Excerpts from an interface dataset
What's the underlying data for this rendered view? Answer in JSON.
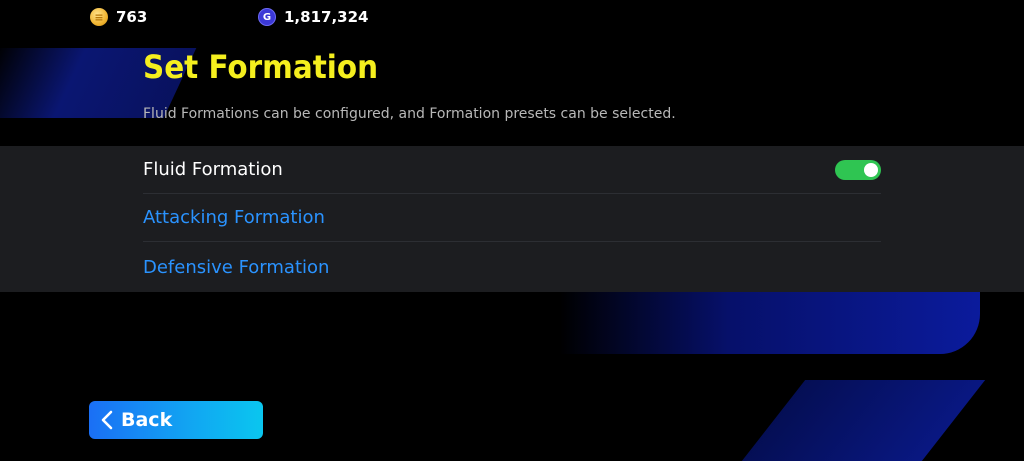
{
  "currency": {
    "coins_icon": "efootball-coin-icon",
    "coins_value": "763",
    "gp_icon": "gp-coin-icon",
    "gp_value": "1,817,324"
  },
  "header": {
    "title": "Set Formation",
    "subtitle": "Fluid Formations can be configured, and Formation presets can be selected."
  },
  "settings": {
    "items": [
      {
        "label": "Fluid Formation",
        "toggle_state": "on"
      },
      {
        "label": "Attacking Formation"
      },
      {
        "label": "Defensive Formation"
      }
    ]
  },
  "footer": {
    "back_label": "Back"
  },
  "colors": {
    "title": "#f5ef1e",
    "link": "#2a93ff",
    "toggle_on": "#2fc552",
    "back_button": "#11a7f2"
  }
}
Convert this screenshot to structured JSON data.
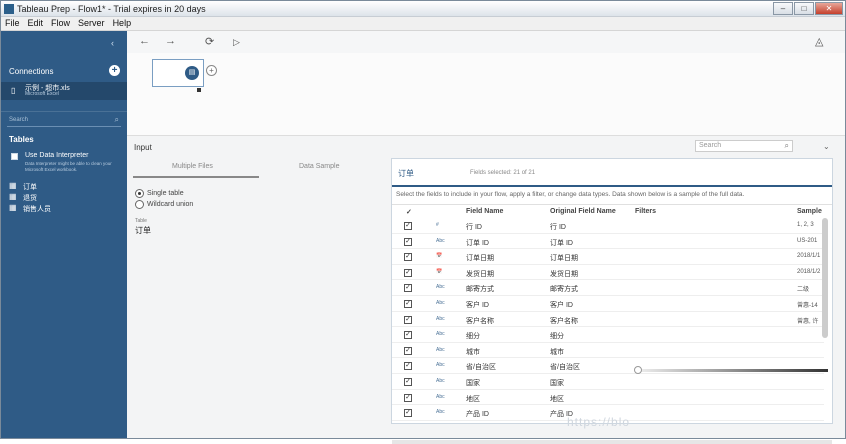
{
  "titlebar": {
    "title": "Tableau Prep - Flow1* - Trial expires in 20 days",
    "minimize": "–",
    "maximize": "□",
    "close": "✕"
  },
  "menu": [
    "File",
    "Edit",
    "Flow",
    "Server",
    "Help"
  ],
  "sidebar": {
    "collapse_icon": "‹",
    "connections_label": "Connections",
    "add_icon": "+",
    "connection": {
      "name": "示例 - 超市.xls",
      "sub": "Microsoft Excel"
    },
    "search_placeholder": "Search",
    "tables_label": "Tables",
    "interpreter_title": "Use Data Interpreter",
    "interpreter_desc": "Data Interpreter might be able to clean your Microsoft Excel workbook.",
    "tables": [
      "订单",
      "退货",
      "销售人员"
    ]
  },
  "toolbar": {
    "back": "←",
    "forward": "→",
    "refresh": "⟳",
    "run": "▷",
    "alert": "◬"
  },
  "canvas": {
    "node_icon": "▤",
    "plus": "+"
  },
  "input": {
    "title": "Input",
    "search_placeholder": "Search",
    "collapse": "⌄",
    "tabs": [
      "Multiple Files",
      "Data Sample"
    ],
    "radio_single": "Single table",
    "radio_union": "Wildcard union",
    "table_label": "Table",
    "table_value": "订单"
  },
  "grid": {
    "panel_icon": "订单",
    "field_count": "Fields selected: 21 of 21",
    "hint": "Select the fields to include in your flow, apply a filter, or change data types. Data shown below is a sample of the full data.",
    "headers": {
      "check": "✓",
      "field_name": "Field Name",
      "original": "Original Field Name",
      "filters": "Filters",
      "sample": "Sample"
    },
    "rows": [
      {
        "type": "#",
        "field": "行 ID",
        "original": "行 ID",
        "sample": "1, 2, 3"
      },
      {
        "type": "Abc",
        "field": "订单 ID",
        "original": "订单 ID",
        "sample": "US-201"
      },
      {
        "type": "📅",
        "field": "订单日期",
        "original": "订单日期",
        "sample": "2018/1/1"
      },
      {
        "type": "📅",
        "field": "发货日期",
        "original": "发货日期",
        "sample": "2018/1/2"
      },
      {
        "type": "Abc",
        "field": "邮寄方式",
        "original": "邮寄方式",
        "sample": "二级"
      },
      {
        "type": "Abc",
        "field": "客户 ID",
        "original": "客户 ID",
        "sample": "曾惠-14"
      },
      {
        "type": "Abc",
        "field": "客户名称",
        "original": "客户名称",
        "sample": "曾惠, 许"
      },
      {
        "type": "Abc",
        "field": "细分",
        "original": "细分",
        "sample": ""
      },
      {
        "type": "Abc",
        "field": "城市",
        "original": "城市",
        "sample": ""
      },
      {
        "type": "Abc",
        "field": "省/自治区",
        "original": "省/自治区",
        "sample": ""
      },
      {
        "type": "Abc",
        "field": "国家",
        "original": "国家",
        "sample": ""
      },
      {
        "type": "Abc",
        "field": "地区",
        "original": "地区",
        "sample": ""
      },
      {
        "type": "Abc",
        "field": "产品 ID",
        "original": "产品 ID",
        "sample": ""
      }
    ]
  },
  "watermark": "https://blo"
}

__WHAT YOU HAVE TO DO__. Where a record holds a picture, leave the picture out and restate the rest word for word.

__PROBLEM SOLUTION__.
What's the underlying data for this rendered view? Answer in JSON.
{
  "currency": {
    "coins_icon": "efootball-coin-icon",
    "coins_value": "763",
    "gp_icon": "gp-coin-icon",
    "gp_value": "1,817,324"
  },
  "header": {
    "title": "Set Formation",
    "subtitle": "Fluid Formations can be configured, and Formation presets can be selected."
  },
  "settings": {
    "items": [
      {
        "label": "Fluid Formation",
        "toggle_state": "on"
      },
      {
        "label": "Attacking Formation"
      },
      {
        "label": "Defensive Formation"
      }
    ]
  },
  "footer": {
    "back_label": "Back"
  },
  "colors": {
    "title": "#f5ef1e",
    "link": "#2a93ff",
    "toggle_on": "#2fc552",
    "back_button": "#11a7f2"
  }
}
Convert this screenshot to structured JSON data.
{
  "titlebar": {
    "title": "Tableau Prep - Flow1* - Trial expires in 20 days",
    "minimize": "–",
    "maximize": "□",
    "close": "✕"
  },
  "menu": [
    "File",
    "Edit",
    "Flow",
    "Server",
    "Help"
  ],
  "sidebar": {
    "collapse_icon": "‹",
    "connections_label": "Connections",
    "add_icon": "+",
    "connection": {
      "name": "示例 - 超市.xls",
      "sub": "Microsoft Excel"
    },
    "search_placeholder": "Search",
    "tables_label": "Tables",
    "interpreter_title": "Use Data Interpreter",
    "interpreter_desc": "Data Interpreter might be able to clean your Microsoft Excel workbook.",
    "tables": [
      "订单",
      "退货",
      "销售人员"
    ]
  },
  "toolbar": {
    "back": "←",
    "forward": "→",
    "refresh": "⟳",
    "run": "▷",
    "alert": "◬"
  },
  "canvas": {
    "node_icon": "▤",
    "plus": "+"
  },
  "input": {
    "title": "Input",
    "search_placeholder": "Search",
    "collapse": "⌄",
    "tabs": [
      "Multiple Files",
      "Data Sample"
    ],
    "radio_single": "Single table",
    "radio_union": "Wildcard union",
    "table_label": "Table",
    "table_value": "订单"
  },
  "grid": {
    "panel_icon": "订单",
    "field_count": "Fields selected: 21 of 21",
    "hint": "Select the fields to include in your flow, apply a filter, or change data types. Data shown below is a sample of the full data.",
    "headers": {
      "check": "✓",
      "field_name": "Field Name",
      "original": "Original Field Name",
      "filters": "Filters",
      "sample": "Sample"
    },
    "rows": [
      {
        "type": "#",
        "field": "行 ID",
        "original": "行 ID",
        "sample": "1, 2, 3"
      },
      {
        "type": "Abc",
        "field": "订单 ID",
        "original": "订单 ID",
        "sample": "US-201"
      },
      {
        "type": "📅",
        "field": "订单日期",
        "original": "订单日期",
        "sample": "2018/1/1"
      },
      {
        "type": "📅",
        "field": "发货日期",
        "original": "发货日期",
        "sample": "2018/1/2"
      },
      {
        "type": "Abc",
        "field": "邮寄方式",
        "original": "邮寄方式",
        "sample": "二级"
      },
      {
        "type": "Abc",
        "field": "客户 ID",
        "original": "客户 ID",
        "sample": "曾惠-14"
      },
      {
        "type": "Abc",
        "field": "客户名称",
        "original": "客户名称",
        "sample": "曾惠, 许"
      },
      {
        "type": "Abc",
        "field": "细分",
        "original": "细分",
        "sample": ""
      },
      {
        "type": "Abc",
        "field": "城市",
        "original": "城市",
        "sample": ""
      },
      {
        "type": "Abc",
        "field": "省/自治区",
        "original": "省/自治区",
        "sample": ""
      },
      {
        "type": "Abc",
        "field": "国家",
        "original": "国家",
        "sample": ""
      },
      {
        "type": "Abc",
        "field": "地区",
        "original": "地区",
        "sample": ""
      },
      {
        "type": "Abc",
        "field": "产品 ID",
        "original": "产品 ID",
        "sample": ""
      }
    ]
  },
  "watermark": "https://blo"
}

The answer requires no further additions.